Task goal >> The number of lines holding "role" is all you should give; count them in the records below.
----- Exercise inputs -----
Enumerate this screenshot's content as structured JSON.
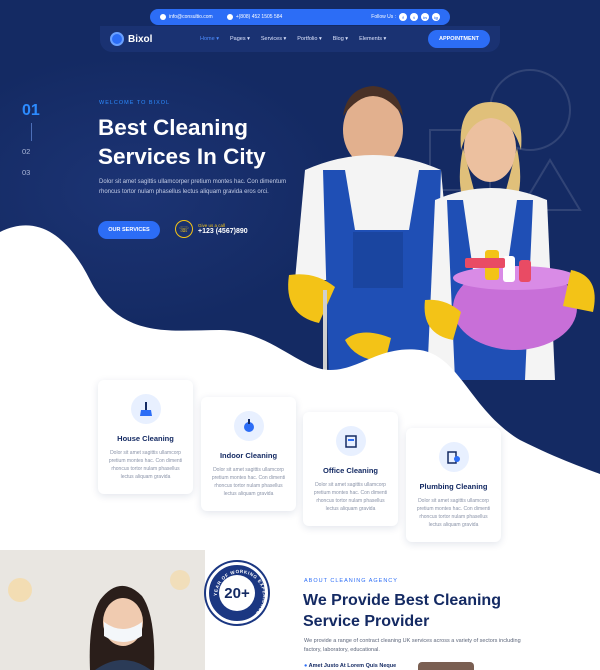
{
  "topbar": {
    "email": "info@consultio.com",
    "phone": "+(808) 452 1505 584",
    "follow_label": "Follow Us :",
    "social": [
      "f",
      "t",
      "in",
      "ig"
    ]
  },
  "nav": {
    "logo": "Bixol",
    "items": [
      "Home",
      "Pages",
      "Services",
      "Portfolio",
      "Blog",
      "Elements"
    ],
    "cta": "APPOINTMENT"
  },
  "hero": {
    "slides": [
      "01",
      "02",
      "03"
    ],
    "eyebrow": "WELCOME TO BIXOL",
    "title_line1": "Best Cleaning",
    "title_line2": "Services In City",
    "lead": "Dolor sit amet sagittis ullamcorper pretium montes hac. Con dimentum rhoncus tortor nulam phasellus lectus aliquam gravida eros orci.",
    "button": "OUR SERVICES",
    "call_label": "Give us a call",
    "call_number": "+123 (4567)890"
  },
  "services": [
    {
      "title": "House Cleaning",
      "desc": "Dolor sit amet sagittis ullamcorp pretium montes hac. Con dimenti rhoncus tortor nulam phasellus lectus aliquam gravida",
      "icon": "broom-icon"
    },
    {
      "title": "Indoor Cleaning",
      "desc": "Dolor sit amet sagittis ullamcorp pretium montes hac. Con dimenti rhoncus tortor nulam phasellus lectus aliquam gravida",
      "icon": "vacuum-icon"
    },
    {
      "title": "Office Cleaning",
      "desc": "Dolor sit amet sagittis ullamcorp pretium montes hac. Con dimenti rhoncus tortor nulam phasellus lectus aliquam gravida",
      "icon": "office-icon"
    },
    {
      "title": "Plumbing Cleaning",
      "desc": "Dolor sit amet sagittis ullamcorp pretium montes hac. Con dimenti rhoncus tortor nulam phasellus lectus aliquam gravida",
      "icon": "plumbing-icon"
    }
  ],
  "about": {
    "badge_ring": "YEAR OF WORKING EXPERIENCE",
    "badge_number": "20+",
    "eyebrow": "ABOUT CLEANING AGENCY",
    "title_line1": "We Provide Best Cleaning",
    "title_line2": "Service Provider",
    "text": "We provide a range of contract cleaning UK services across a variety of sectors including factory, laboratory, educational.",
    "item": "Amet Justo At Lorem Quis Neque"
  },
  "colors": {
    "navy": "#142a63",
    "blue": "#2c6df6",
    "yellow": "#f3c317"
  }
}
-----
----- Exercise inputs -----
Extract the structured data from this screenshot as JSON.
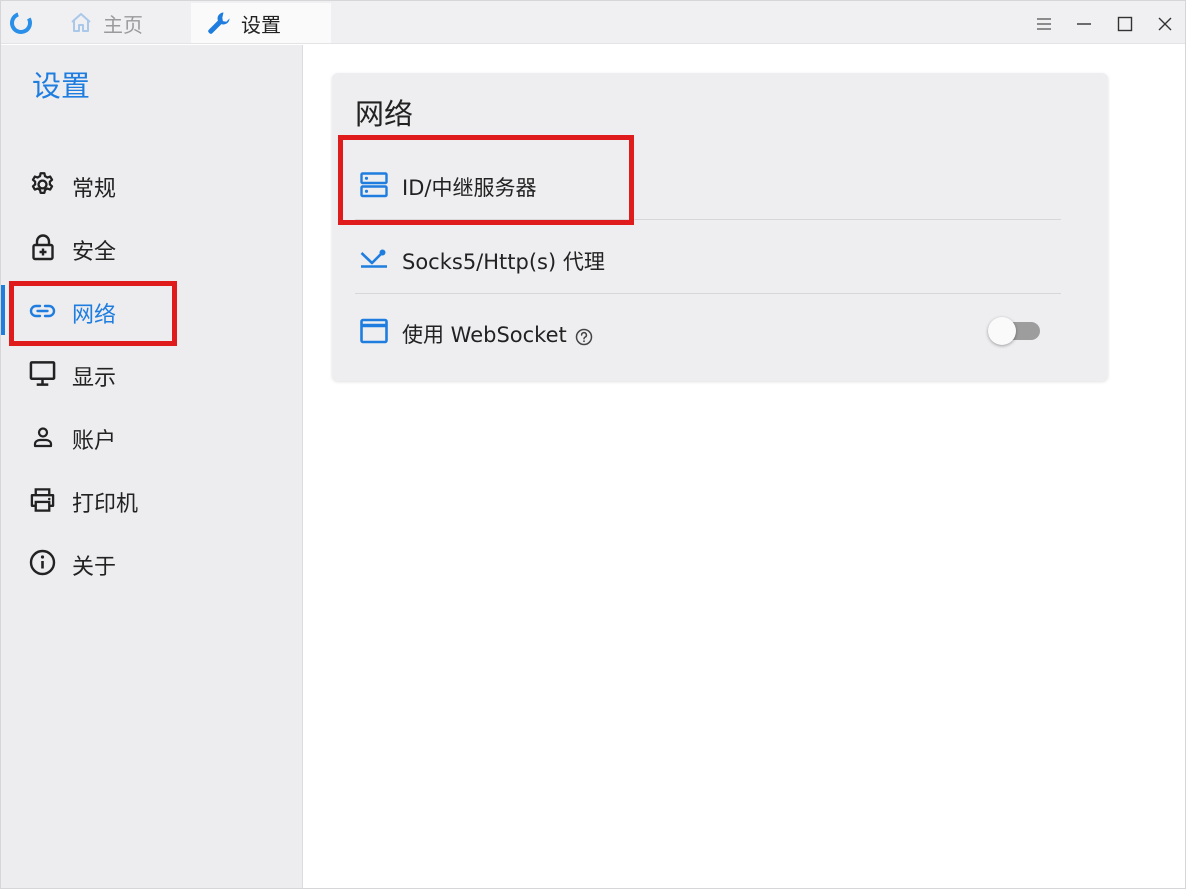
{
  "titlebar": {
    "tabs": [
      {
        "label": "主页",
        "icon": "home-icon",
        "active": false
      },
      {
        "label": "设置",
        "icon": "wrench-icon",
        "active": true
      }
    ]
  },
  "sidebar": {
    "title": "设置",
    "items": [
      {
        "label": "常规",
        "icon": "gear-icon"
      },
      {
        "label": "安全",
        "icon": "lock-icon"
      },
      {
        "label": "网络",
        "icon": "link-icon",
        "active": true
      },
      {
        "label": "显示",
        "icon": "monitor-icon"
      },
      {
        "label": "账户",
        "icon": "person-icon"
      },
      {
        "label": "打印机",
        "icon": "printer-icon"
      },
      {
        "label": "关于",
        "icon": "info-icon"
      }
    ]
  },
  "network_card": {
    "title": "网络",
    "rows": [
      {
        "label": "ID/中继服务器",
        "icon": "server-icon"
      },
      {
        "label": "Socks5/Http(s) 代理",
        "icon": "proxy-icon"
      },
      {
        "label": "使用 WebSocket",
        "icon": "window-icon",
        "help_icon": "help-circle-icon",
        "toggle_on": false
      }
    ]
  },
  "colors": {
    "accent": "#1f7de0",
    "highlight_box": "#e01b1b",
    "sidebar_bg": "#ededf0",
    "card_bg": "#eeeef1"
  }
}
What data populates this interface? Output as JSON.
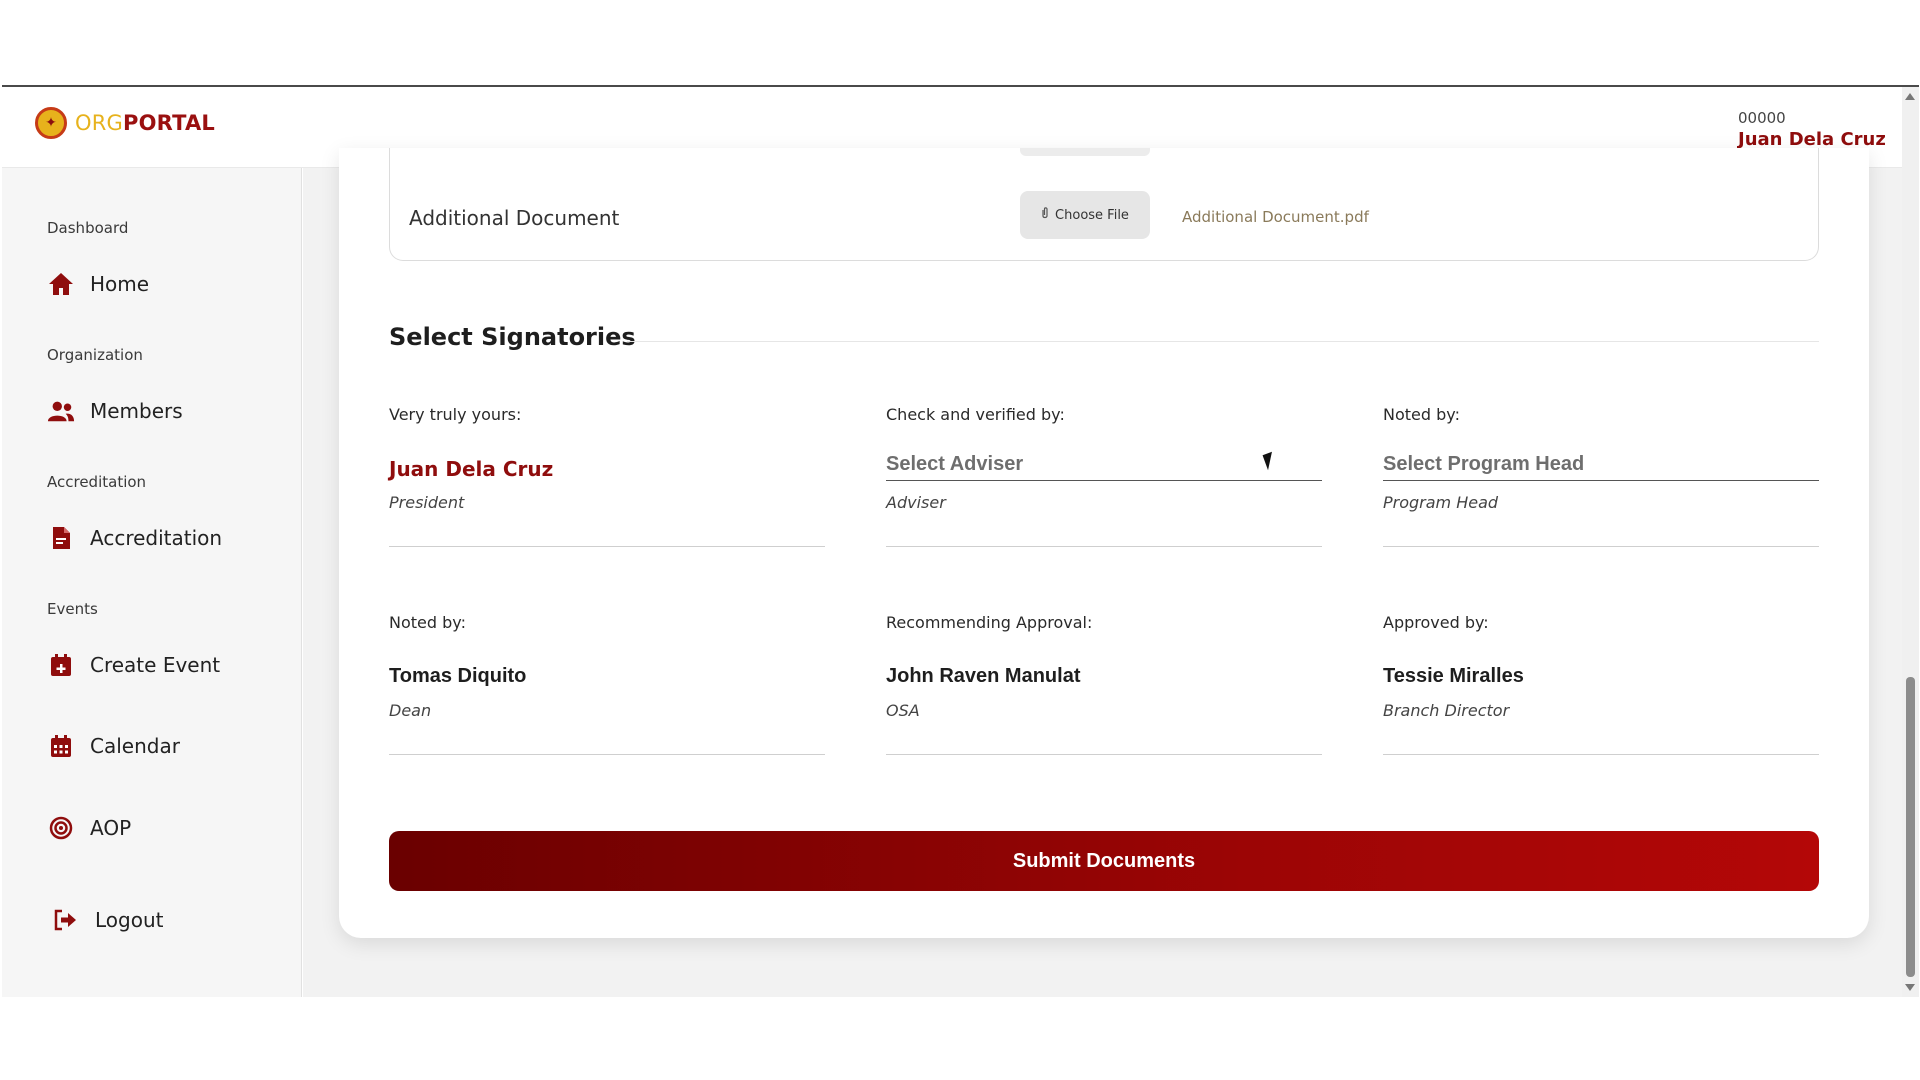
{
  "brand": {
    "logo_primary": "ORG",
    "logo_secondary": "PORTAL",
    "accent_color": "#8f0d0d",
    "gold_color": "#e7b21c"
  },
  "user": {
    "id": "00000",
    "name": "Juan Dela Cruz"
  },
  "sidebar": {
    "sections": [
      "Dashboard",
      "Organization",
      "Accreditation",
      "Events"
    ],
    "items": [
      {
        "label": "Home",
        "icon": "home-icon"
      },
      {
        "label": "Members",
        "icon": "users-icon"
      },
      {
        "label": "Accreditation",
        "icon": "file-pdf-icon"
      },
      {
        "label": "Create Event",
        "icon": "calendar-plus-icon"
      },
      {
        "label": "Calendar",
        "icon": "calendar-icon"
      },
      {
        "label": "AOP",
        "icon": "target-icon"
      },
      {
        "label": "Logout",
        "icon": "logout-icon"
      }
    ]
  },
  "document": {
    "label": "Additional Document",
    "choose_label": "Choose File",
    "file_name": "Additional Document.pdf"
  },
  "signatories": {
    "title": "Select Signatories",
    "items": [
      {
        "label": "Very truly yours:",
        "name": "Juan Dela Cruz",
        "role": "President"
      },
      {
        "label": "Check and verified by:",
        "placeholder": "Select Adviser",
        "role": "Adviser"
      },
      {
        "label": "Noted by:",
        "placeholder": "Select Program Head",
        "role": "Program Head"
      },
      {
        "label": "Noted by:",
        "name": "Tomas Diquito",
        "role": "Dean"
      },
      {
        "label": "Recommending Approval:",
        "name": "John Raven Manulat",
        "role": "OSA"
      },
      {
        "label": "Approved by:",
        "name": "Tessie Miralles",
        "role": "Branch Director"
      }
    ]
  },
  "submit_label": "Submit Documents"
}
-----
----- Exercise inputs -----
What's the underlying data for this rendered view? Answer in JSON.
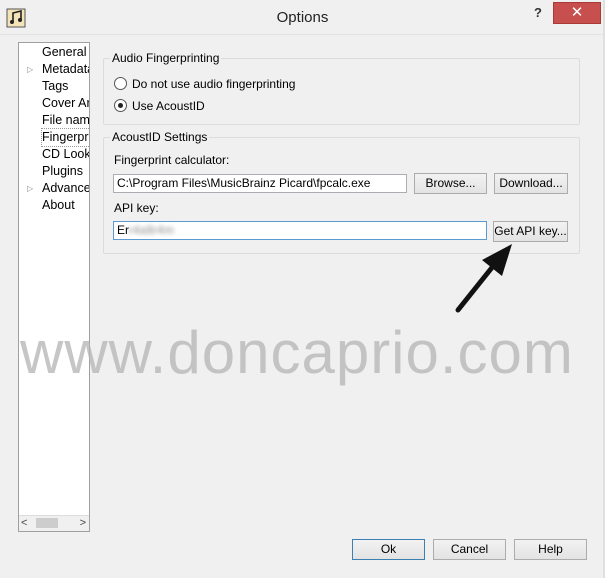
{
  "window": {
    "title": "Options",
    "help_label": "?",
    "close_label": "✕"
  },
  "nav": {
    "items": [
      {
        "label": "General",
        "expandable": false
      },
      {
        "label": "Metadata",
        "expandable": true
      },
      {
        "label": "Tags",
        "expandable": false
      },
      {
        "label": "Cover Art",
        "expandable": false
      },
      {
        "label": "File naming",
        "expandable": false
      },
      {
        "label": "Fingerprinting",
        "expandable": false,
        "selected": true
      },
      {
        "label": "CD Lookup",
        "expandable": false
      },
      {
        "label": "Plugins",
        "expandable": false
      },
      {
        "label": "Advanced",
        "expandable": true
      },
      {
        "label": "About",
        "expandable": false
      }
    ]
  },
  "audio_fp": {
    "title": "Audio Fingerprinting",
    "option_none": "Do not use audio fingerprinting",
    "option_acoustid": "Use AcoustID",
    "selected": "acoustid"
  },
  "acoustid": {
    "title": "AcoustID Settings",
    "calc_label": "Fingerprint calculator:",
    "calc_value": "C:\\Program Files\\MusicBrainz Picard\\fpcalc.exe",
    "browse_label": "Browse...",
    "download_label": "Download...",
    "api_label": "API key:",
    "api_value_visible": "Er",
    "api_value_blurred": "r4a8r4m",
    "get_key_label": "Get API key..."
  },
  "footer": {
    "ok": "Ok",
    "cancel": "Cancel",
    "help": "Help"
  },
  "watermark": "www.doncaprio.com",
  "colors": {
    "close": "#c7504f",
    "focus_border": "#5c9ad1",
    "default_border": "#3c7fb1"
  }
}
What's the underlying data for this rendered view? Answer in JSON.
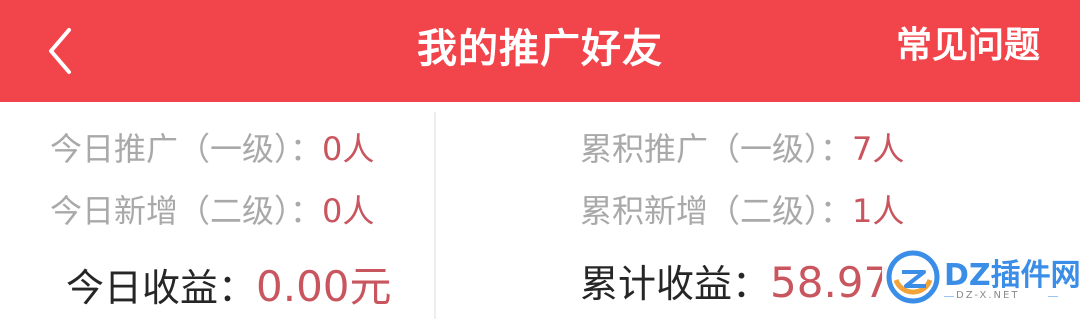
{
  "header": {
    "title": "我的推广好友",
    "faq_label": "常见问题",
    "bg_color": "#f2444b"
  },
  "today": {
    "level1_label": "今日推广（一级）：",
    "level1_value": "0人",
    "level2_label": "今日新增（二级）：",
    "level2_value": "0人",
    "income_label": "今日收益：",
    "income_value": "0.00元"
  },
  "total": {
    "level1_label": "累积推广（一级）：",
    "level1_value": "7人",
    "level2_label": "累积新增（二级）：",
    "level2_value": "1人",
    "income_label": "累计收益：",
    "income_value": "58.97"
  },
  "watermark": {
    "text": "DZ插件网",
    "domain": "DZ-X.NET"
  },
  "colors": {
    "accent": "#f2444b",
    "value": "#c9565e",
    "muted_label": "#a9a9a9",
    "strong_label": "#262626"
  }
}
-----
Result of the task >> 6